- “I really don’t have time for people with no vision. They think they have a toasted sandwich shop.” – Tristan
- “A loyalty programme is an admission of failure.” – Tristan
- “I don’t want to sound like I’m being more condescending than I usually am.” – Mike
- “Wait. I should be drinking now. #stupid.” – Ellie (rules are made to be broken!)
- “Wow. Um. What favours did you have to call in to get that?” – Rudolph
- “He says you are one of the few people he trusts.” – Rudolph (to trust anyone in telecoms is a hell of a thing to say!)
- “By the way, the two of us are dangerously well connected.” – Rudolph
- “4th bottle.” “What? Just for him?” “Yes.” – #Irish …. That is all! Ha!
- “I just assumed you enjoyed the large time difference from Eastern Standard Time.” – Mike
- “Do they need close oversight? Yes they do.” – John (understatement of the year!)
- “Either that or they trust you.” – Tristan
- “I’m just tired of people who don’t think! Which is most people.” – Tristan
- “I’ve seen this for longer than you’ve been alive.” – Mom
- “You’re right in the forefront.” – Terry
- “We think we are rational but we’re not. We’re good rationalisers.” – Sam
- “Data takes the politics out of decision making.” – Sam
- “Online retail has a lot to learn from walking into the physical store.” – Jonathan
- “We are in a moment of incredible change.” – Terry
- “I can be a bit strange so if I say weird things you can ignore them.” – Grace

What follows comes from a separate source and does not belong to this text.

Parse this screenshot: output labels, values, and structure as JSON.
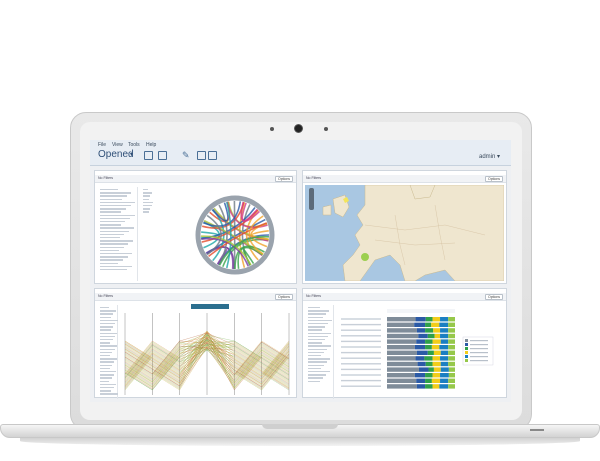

- “It’s not possible to have flexibility in a rigid framework.” – Grace
- “Don’t think you know your consumer because you probably don’t.” – Melanie
- “Are you jealous?!?! I think you are!” – Ellie

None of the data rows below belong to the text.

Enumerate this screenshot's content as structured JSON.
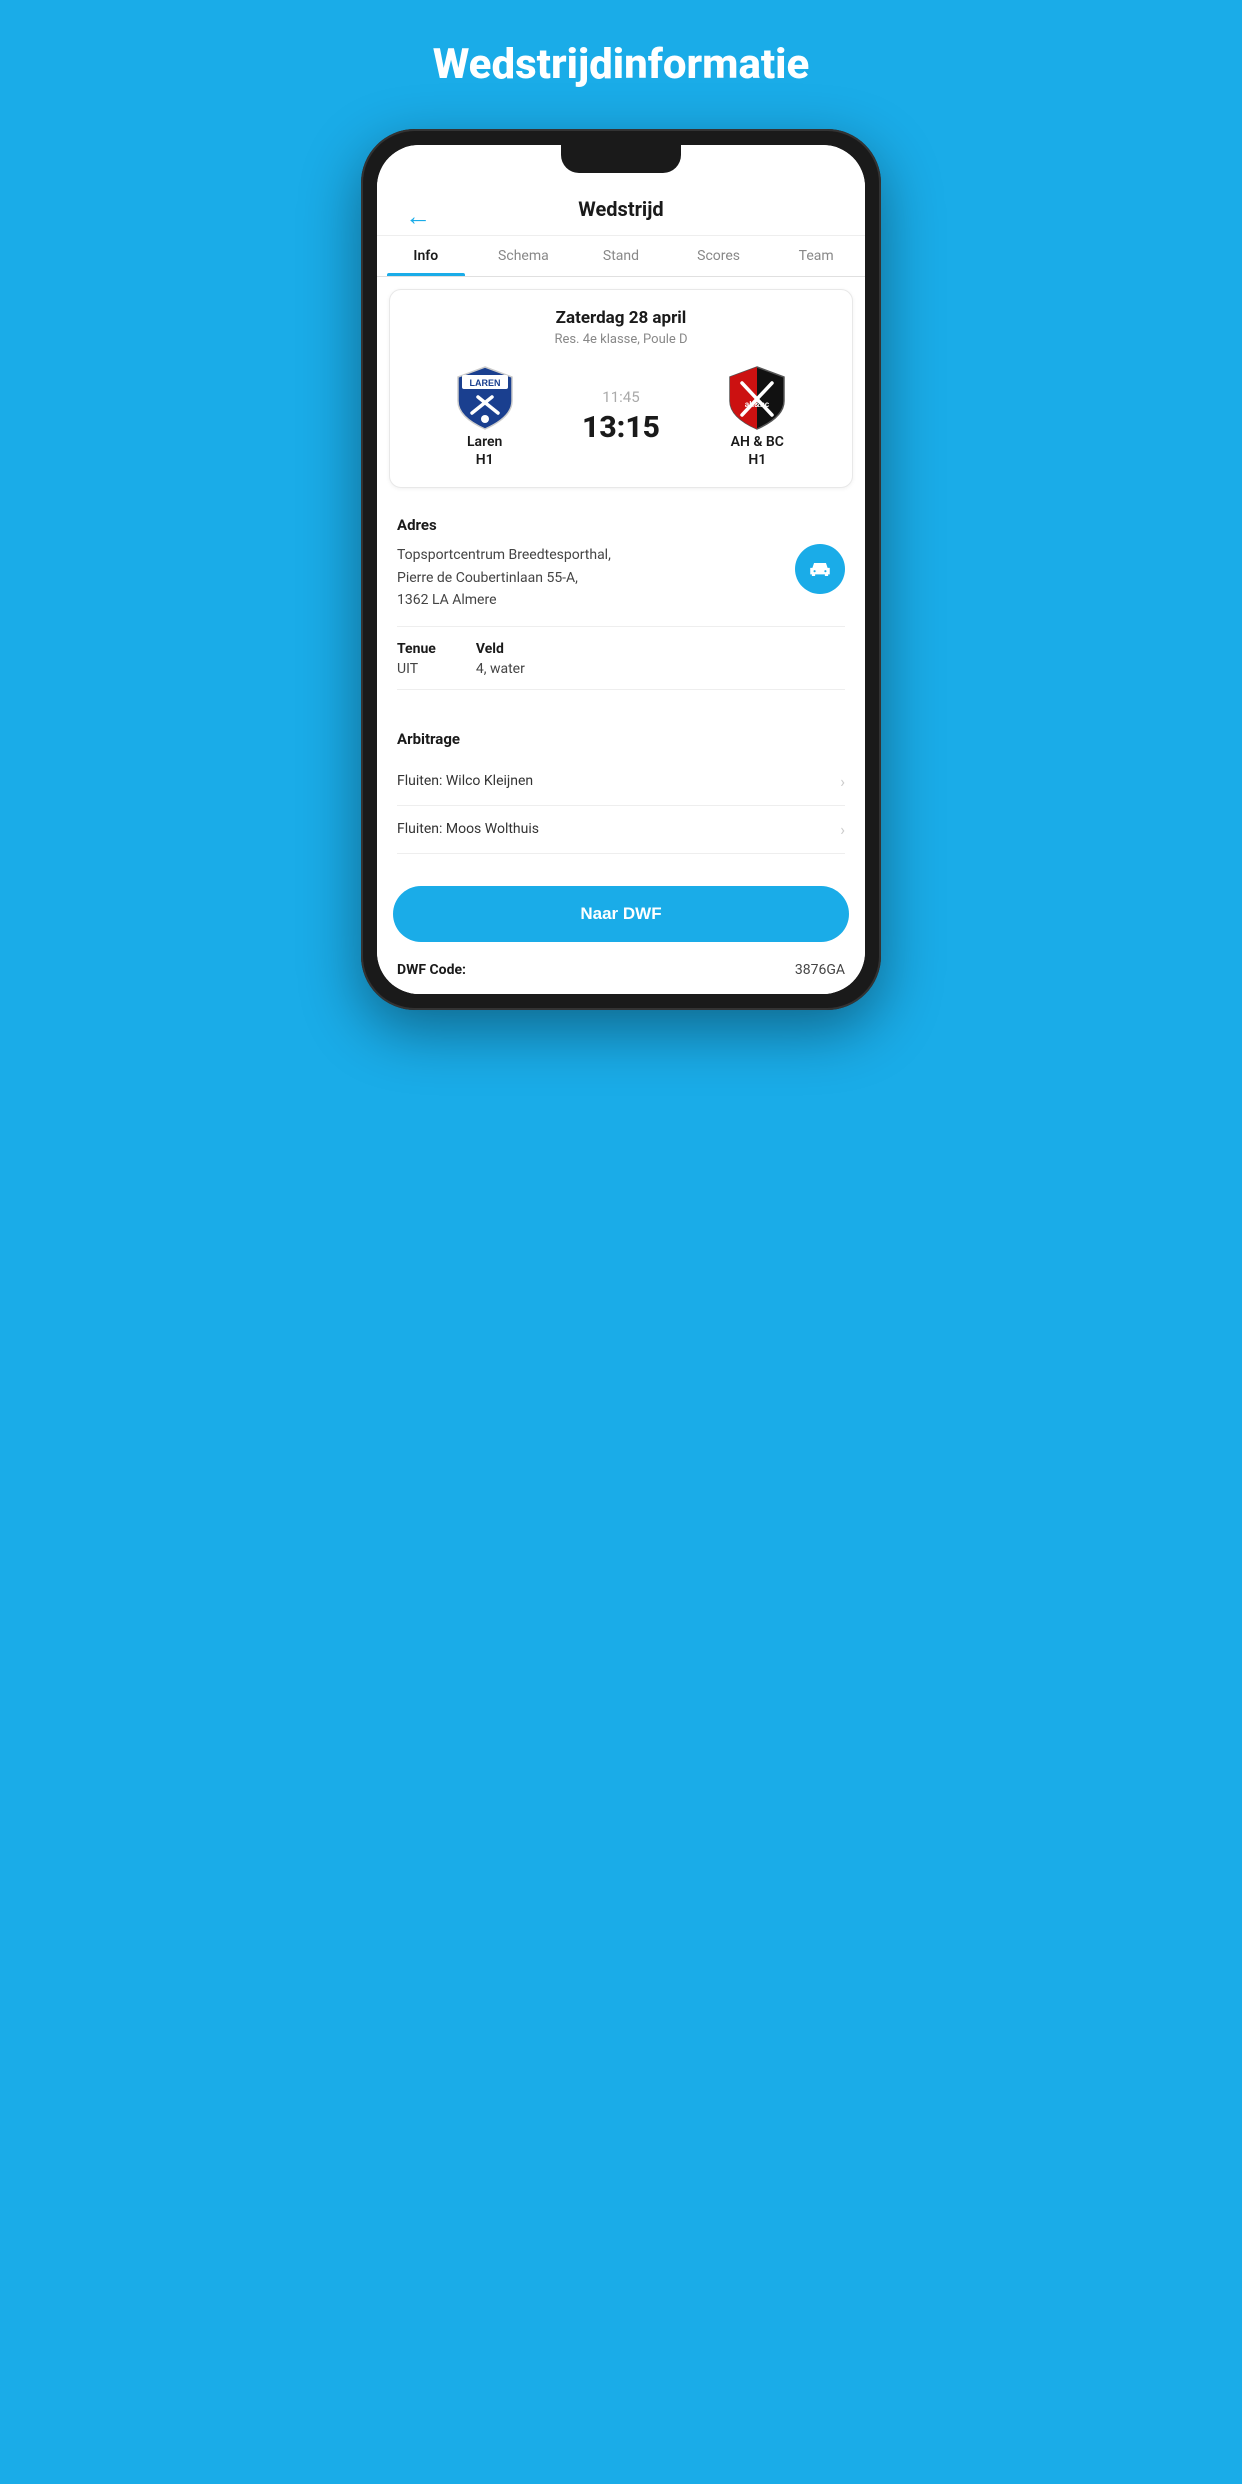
{
  "page": {
    "background_title": "Wedstrijdinformatie"
  },
  "header": {
    "title": "Wedstrijd",
    "back_label": "←"
  },
  "tabs": [
    {
      "id": "info",
      "label": "Info",
      "active": true
    },
    {
      "id": "schema",
      "label": "Schema",
      "active": false
    },
    {
      "id": "stand",
      "label": "Stand",
      "active": false
    },
    {
      "id": "scores",
      "label": "Scores",
      "active": false
    },
    {
      "id": "team",
      "label": "Team",
      "active": false
    }
  ],
  "match": {
    "date": "Zaterdag 28 april",
    "competition": "Res. 4e klasse, Poule D",
    "home_team_name": "Laren",
    "home_team_sub": "H1",
    "away_team_name": "AH & BC",
    "away_team_sub": "H1",
    "score_time": "11:45",
    "score_main": "13:15"
  },
  "info": {
    "address_label": "Adres",
    "address_text": "Topsportcentrum Breedtesporthal,\nPierre de Coubertinlaan 55-A,\n1362 LA Almere",
    "tenue_label": "Tenue",
    "tenue_value": "UIT",
    "veld_label": "Veld",
    "veld_value": "4, water"
  },
  "arbitrage": {
    "title": "Arbitrage",
    "items": [
      {
        "label": "Fluiten: Wilco Kleijnen"
      },
      {
        "label": "Fluiten: Moos Wolthuis"
      }
    ]
  },
  "dwf": {
    "button_label": "Naar DWF",
    "code_label": "DWF Code:",
    "code_value": "3876GA"
  },
  "colors": {
    "primary": "#1AACE8",
    "background": "#1AACE8"
  }
}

- “I haven’t trained for a week.” “I haven’t trained for two days.” “I still win.” – Ellie & Rick (#CrossFitters)
- “Who’s the puppetmaster?” – Craig
- “The problem is if you give him the wrong brief he’d do it perfectly wrong.” – Craig
- “Is Java good for anything?” “Yes! Let me tell you why I hate Java….” – Ellie & Craig
- “Once you know all the rules that’s when you can break them.” – Byron
- “It’s almost like I needed something and I got it.” – Charles
- “Do they know what they’ve done?” – Sam
- “He said he’s not drunk. Yet.” – Stefan
- “Well, you did say one drink.” – Anita
- “No. I’m not calling it Meatball.” – Ellie (this is why I don’t drink)
- “You just said alcohol is addictive. I think that’s been proven.” – Ellie
- “There’s a fine line between confidence and arrogance.” “Yeah. And he’s not even flirting with it.” – Nats & Hes
- “Yes, you were missed! Although the video of you in Beijing on a 3 minute loop got old by day 4…” – Mark
- “Sometimes the harder road is the right road.” – a fellow CrossFitter
- “We’re transforming the industry, Ellie. No joke. I wish I had more money to do it – but with the right ideas and energy, the money will come.” – Claus